Stored records:
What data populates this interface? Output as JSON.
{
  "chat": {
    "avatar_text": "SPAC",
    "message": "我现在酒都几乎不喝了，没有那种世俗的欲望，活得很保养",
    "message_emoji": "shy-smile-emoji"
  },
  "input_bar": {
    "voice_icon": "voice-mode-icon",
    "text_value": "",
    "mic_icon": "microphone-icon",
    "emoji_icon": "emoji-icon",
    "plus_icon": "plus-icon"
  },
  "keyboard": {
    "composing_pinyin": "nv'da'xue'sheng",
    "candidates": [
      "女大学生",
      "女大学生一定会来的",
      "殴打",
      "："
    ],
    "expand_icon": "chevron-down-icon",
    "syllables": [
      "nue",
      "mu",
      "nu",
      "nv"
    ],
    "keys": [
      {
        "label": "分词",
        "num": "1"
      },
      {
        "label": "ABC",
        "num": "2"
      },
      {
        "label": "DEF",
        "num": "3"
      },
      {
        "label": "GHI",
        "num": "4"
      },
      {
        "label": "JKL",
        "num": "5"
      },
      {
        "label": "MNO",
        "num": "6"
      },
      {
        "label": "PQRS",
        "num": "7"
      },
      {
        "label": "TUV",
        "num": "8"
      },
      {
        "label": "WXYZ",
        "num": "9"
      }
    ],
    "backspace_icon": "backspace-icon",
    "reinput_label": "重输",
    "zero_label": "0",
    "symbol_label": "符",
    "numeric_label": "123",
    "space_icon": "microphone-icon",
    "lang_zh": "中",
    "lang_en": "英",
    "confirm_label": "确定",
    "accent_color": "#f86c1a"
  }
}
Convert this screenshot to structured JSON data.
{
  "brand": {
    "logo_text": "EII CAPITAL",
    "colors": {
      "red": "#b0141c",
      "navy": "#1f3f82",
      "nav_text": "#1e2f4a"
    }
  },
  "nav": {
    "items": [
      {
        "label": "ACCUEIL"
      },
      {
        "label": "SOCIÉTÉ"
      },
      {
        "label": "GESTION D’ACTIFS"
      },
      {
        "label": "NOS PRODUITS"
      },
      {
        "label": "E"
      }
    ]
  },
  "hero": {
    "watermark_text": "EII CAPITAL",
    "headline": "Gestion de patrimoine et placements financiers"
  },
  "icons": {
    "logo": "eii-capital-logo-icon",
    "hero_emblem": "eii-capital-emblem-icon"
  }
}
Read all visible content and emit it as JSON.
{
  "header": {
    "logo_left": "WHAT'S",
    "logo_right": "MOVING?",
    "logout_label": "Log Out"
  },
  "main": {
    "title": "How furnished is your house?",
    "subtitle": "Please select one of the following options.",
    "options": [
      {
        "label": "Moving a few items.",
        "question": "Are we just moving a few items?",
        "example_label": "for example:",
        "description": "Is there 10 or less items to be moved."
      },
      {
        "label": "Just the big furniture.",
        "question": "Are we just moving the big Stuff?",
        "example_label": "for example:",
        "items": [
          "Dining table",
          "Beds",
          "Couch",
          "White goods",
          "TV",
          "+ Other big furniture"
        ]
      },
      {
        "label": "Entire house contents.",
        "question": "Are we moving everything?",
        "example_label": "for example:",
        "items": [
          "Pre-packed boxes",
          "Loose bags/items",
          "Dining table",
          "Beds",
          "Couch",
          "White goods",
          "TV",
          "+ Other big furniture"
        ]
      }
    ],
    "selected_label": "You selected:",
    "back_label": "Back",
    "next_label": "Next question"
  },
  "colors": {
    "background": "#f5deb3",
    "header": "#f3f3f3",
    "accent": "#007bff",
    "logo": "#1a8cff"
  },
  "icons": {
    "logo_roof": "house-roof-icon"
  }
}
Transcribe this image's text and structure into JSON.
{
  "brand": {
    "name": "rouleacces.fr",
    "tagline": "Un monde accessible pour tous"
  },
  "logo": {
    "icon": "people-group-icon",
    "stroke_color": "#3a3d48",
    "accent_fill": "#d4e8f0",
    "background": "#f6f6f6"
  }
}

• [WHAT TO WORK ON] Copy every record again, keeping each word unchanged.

• [TASK SOLUTION]
What data populates this interface? Output as JSON.
{
  "chat": {
    "avatar_text": "SPAC",
    "message": "我现在酒都几乎不喝了，没有那种世俗的欲望，活得很保养",
    "message_emoji": "shy-smile-emoji"
  },
  "input_bar": {
    "voice_icon": "voice-mode-icon",
    "text_value": "",
    "mic_icon": "microphone-icon",
    "emoji_icon": "emoji-icon",
    "plus_icon": "plus-icon"
  },
  "keyboard": {
    "composing_pinyin": "nv'da'xue'sheng",
    "candidates": [
      "女大学生",
      "女大学生一定会来的",
      "殴打",
      "："
    ],
    "expand_icon": "chevron-down-icon",
    "syllables": [
      "nue",
      "mu",
      "nu",
      "nv"
    ],
    "keys": [
      {
        "label": "分词",
        "num": "1"
      },
      {
        "label": "ABC",
        "num": "2"
      },
      {
        "label": "DEF",
        "num": "3"
      },
      {
        "label": "GHI",
        "num": "4"
      },
      {
        "label": "JKL",
        "num": "5"
      },
      {
        "label": "MNO",
        "num": "6"
      },
      {
        "label": "PQRS",
        "num": "7"
      },
      {
        "label": "TUV",
        "num": "8"
      },
      {
        "label": "WXYZ",
        "num": "9"
      }
    ],
    "backspace_icon": "backspace-icon",
    "reinput_label": "重输",
    "zero_label": "0",
    "symbol_label": "符",
    "numeric_label": "123",
    "space_icon": "microphone-icon",
    "lang_zh": "中",
    "lang_en": "英",
    "confirm_label": "确定",
    "accent_color": "#f86c1a"
  }
}
Convert this screenshot to structured JSON data.
{
  "brand": {
    "logo_text": "EII CAPITAL",
    "colors": {
      "red": "#b0141c",
      "navy": "#1f3f82",
      "nav_text": "#1e2f4a"
    }
  },
  "nav": {
    "items": [
      {
        "label": "ACCUEIL"
      },
      {
        "label": "SOCIÉTÉ"
      },
      {
        "label": "GESTION D’ACTIFS"
      },
      {
        "label": "NOS PRODUITS"
      },
      {
        "label": "E"
      }
    ]
  },
  "hero": {
    "watermark_text": "EII CAPITAL",
    "headline": "Gestion de patrimoine et placements financiers"
  },
  "icons": {
    "logo": "eii-capital-logo-icon",
    "hero_emblem": "eii-capital-emblem-icon"
  }
}
Read all visible content and emit it as JSON.
{
  "header": {
    "logo_left": "WHAT'S",
    "logo_right": "MOVING?",
    "logout_label": "Log Out"
  },
  "main": {
    "title": "How furnished is your house?",
    "subtitle": "Please select one of the following options.",
    "options": [
      {
        "label": "Moving a few items.",
        "question": "Are we just moving a few items?",
        "example_label": "for example:",
        "description": "Is there 10 or less items to be moved."
      },
      {
        "label": "Just the big furniture.",
        "question": "Are we just moving the big Stuff?",
        "example_label": "for example:",
        "items": [
          "Dining table",
          "Beds",
          "Couch",
          "White goods",
          "TV",
          "+ Other big furniture"
        ]
      },
      {
        "label": "Entire house contents.",
        "question": "Are we moving everything?",
        "example_label": "for example:",
        "items": [
          "Pre-packed boxes",
          "Loose bags/items",
          "Dining table",
          "Beds",
          "Couch",
          "White goods",
          "TV",
          "+ Other big furniture"
        ]
      }
    ],
    "selected_label": "You selected:",
    "back_label": "Back",
    "next_label": "Next question"
  },
  "colors": {
    "background": "#f5deb3",
    "header": "#f3f3f3",
    "accent": "#007bff",
    "logo": "#1a8cff"
  },
  "icons": {
    "logo_roof": "house-roof-icon"
  }
}
Transcribe this image's text and structure into JSON.
{
  "brand": {
    "name": "rouleacces.fr",
    "tagline": "Un monde accessible pour tous"
  },
  "logo": {
    "icon": "people-group-icon",
    "stroke_color": "#3a3d48",
    "accent_fill": "#d4e8f0",
    "background": "#f6f6f6"
  }
}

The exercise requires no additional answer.